This study developed two different numerical models (namely single layer shell model and stacked shell model) based on a proposed constitutive model to simulate experimental crush tests on a square CFRP tube. The influence of key modeling parameters for these two FE models were analyzed; and their overall suitability was assessed to provide an effective and accurate prediction. Further, the crushing behaviors of several CFRP tubes with different cross sectional shapes and wall thickness have been investigated through numerical simulations to explore the most suitable sectional configurations for crashworthiness design. Within the limitations, the following conclusion can be drawn from this study:
(1) The simulation based on the single shell layer model is unable to realistically capture the failure mechanism and energy absorption capacity obtained from the experimental tests, specifically underestimating the crushing loads and EA considerably.
(2) The 9 layer stacked model with µ = 0.2 is able to predict the damage progression, failure modes and the crashworthiness indicators of the CFRP square tube most accurately in comparison of the experimental results.
(3) Raising the friction coefficient increases the EA for both the FE models.
(4) In the stacked shell model, reducing the number of layers may change the main collapse mode, and consequently vary the value of EA.

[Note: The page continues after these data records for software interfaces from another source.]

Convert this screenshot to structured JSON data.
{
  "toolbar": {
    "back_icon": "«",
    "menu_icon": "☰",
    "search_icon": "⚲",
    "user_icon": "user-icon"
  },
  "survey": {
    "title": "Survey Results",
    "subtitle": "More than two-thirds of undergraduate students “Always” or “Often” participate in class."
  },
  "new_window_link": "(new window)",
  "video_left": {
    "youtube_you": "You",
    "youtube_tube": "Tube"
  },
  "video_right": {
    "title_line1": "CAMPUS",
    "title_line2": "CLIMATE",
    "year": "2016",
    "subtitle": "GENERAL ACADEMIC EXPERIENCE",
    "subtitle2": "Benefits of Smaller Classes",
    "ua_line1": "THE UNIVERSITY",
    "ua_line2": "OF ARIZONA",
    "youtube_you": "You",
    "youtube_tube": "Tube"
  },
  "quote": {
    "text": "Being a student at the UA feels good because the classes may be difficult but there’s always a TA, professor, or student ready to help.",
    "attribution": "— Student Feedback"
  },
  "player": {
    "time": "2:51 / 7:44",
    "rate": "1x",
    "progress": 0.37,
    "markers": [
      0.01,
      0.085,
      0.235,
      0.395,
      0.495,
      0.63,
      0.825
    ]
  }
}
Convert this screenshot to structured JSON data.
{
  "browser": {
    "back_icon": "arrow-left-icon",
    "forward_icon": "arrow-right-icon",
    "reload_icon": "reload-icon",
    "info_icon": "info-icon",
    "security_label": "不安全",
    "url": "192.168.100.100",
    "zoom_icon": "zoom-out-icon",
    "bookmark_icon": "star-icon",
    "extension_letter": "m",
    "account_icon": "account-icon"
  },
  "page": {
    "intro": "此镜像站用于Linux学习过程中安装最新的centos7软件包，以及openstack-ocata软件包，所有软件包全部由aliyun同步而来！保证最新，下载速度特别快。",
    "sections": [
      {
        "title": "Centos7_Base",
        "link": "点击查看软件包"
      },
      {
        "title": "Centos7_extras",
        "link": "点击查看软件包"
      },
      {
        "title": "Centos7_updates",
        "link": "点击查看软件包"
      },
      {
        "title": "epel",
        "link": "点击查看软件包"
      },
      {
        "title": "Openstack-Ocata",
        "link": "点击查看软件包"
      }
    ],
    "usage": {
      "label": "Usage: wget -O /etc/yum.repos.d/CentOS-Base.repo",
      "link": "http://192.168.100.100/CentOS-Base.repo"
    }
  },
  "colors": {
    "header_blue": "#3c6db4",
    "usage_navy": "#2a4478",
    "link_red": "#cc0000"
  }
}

(5) For the tubes with different sectional profiles but the same wall thickness and perimeter (this the same weight), the SEA increases with raising the number of edges. The effect of thickness on SEA of tubes with pentagon, hexagon and circle profiles is relatively small in comparison with the triangle and square profiles. The circular tube exhibits superior energy absorption capacity of all these tubes concerned, thereby being of great potential to be a crashworthy structure.